The weather was a moderate 20 degrees and sunny. We set up camp and established a fire pit with rocks and bracken collected from the surrounding bush. After lunch we played card games and chilled out. We met the instructors for a bush walk. We learnt about bush biodiversity and the species that are native to this area. We practiced using soap bush leaves and learnt about the use of the bracken fern for bites. We observed other species such as Mari, Jarrah, Banksia, grass trees, snotty gobble and Zamia palms. A few emus joined us on our walk.
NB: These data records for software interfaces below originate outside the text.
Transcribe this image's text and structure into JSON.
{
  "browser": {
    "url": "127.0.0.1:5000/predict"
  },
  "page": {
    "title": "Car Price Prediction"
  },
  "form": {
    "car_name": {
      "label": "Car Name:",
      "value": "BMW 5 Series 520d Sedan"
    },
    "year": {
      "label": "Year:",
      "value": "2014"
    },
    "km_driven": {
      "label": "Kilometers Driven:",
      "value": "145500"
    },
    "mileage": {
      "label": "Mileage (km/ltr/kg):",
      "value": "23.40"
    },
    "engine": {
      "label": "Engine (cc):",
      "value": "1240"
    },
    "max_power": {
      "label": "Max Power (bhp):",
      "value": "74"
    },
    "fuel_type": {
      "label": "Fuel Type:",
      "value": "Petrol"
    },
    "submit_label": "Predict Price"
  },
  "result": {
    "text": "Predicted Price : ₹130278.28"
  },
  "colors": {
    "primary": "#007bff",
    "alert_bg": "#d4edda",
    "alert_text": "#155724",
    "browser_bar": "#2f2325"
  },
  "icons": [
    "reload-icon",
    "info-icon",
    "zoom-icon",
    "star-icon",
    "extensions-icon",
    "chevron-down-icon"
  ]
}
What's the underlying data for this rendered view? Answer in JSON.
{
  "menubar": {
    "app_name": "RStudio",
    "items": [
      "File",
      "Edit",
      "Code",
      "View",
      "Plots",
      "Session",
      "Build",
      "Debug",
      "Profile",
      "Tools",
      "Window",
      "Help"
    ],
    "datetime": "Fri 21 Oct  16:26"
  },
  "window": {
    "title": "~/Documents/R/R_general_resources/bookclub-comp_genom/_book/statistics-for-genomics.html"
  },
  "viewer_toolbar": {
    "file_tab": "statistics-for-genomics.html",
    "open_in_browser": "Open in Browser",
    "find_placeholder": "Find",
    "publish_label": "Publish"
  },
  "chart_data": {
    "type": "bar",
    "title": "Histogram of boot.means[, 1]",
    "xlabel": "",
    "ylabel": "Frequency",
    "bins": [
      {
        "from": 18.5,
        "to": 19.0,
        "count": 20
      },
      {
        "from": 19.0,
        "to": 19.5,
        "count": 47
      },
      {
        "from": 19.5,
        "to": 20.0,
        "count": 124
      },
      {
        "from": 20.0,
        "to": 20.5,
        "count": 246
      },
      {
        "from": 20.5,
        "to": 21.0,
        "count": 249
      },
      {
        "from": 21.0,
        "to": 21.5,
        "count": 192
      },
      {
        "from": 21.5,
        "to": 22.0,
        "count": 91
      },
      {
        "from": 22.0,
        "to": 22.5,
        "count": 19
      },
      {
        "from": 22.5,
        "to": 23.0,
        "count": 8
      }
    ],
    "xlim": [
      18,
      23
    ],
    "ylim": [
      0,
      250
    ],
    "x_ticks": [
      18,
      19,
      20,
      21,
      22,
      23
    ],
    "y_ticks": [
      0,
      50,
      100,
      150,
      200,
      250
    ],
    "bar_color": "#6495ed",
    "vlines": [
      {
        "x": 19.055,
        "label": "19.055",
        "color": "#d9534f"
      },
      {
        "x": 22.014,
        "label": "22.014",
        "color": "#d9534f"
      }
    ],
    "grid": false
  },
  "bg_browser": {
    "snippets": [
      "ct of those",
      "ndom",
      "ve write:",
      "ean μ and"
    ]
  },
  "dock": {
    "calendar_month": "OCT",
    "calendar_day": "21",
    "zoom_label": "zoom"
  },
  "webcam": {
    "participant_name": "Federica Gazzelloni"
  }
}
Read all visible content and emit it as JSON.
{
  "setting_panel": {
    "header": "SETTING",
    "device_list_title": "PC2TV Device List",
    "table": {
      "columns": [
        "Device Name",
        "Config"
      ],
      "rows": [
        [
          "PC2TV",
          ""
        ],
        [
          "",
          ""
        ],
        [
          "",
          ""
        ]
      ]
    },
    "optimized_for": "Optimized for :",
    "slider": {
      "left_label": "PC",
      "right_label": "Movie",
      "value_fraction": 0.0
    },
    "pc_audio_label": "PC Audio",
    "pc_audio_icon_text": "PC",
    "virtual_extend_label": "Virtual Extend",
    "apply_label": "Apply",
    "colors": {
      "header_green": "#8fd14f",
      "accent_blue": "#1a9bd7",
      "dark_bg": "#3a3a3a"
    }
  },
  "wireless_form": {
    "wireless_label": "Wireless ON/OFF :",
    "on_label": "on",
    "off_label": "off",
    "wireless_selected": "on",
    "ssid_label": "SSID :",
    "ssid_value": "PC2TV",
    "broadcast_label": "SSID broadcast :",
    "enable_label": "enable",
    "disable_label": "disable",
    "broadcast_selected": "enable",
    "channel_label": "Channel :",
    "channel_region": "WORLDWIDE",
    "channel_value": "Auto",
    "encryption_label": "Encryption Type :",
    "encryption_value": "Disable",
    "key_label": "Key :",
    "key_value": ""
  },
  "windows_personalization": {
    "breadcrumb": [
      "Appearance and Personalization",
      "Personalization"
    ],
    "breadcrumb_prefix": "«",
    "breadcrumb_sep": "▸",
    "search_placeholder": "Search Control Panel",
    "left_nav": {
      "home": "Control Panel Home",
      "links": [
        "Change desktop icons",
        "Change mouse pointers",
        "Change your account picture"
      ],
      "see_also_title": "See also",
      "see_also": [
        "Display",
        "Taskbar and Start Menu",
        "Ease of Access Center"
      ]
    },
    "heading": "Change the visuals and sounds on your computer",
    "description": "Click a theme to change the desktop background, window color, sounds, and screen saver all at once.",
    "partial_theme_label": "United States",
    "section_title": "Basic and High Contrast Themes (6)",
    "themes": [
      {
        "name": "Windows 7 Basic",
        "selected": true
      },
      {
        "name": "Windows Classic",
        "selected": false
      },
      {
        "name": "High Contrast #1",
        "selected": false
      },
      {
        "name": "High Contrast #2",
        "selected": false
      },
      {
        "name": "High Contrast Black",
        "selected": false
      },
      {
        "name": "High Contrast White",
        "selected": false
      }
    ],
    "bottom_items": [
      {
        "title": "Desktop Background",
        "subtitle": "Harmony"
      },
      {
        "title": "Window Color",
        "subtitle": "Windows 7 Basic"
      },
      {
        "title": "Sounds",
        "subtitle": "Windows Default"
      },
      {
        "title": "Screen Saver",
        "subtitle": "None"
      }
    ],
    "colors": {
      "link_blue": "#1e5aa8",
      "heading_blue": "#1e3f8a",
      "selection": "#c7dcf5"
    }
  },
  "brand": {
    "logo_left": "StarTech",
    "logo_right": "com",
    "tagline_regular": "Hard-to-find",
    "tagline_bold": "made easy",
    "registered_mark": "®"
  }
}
We completed a bush shelter challenge. The cadets had 30 mins to build a shelter that could house all of them and keep them dry through the approaching rainstorm. We had many interesting designs built around fallen trees, sticks and dead fern fronds. The cadets showed excellent teamwork and bushcraft skills. Some shelters proved more water resistant than others, but everyone had fun and learnt valuable skills in the process.

We retired to camp, roasted marshmallows on the fire and had sausages in bread.

On our second day we woke up early and cooked bacon and eggs. Our first activity was the flying fox. Everyone had a go and there were many waves, back flips and special moves. The cadets cheered each other on and showed excellent team morale. The weather held out well and the sun shone causing excellent spirits amongst all. The second activity was team building challenges. The cadets used ingenuity and teamwork to overcome a series of small challenges. In the afternoon we collected branches for a bonfire. We took a night walk in the dark to improve our bush awareness. We listened to the sounds of the bush and heard birds, insects and frogs.

On our third day we engaged in bush ecology activities. We learnt from camp experts about the various invasive species in the bush. We worked in pairs to Identify and extract three leaf garlic grass. We observed invasive species such as Watsonia, Peach trees and Blackberry bushes.

We collected Lucin tree branches that had fallen and gathered them to feed to local goats. There was a competition to collect the most Watsonia bulbs. The team which extracted the most Watsonia brains (bulbs) got to feed the new 5-week-old baby goats.

The cadets showed excellent collaboration and bush ecology skills and learnt new skills about caring for and maintaining their local bushland. The end of Term 3 Cadet Camp was an astounding success.

Miss Gray – HASS Teacher and Cadet Teacher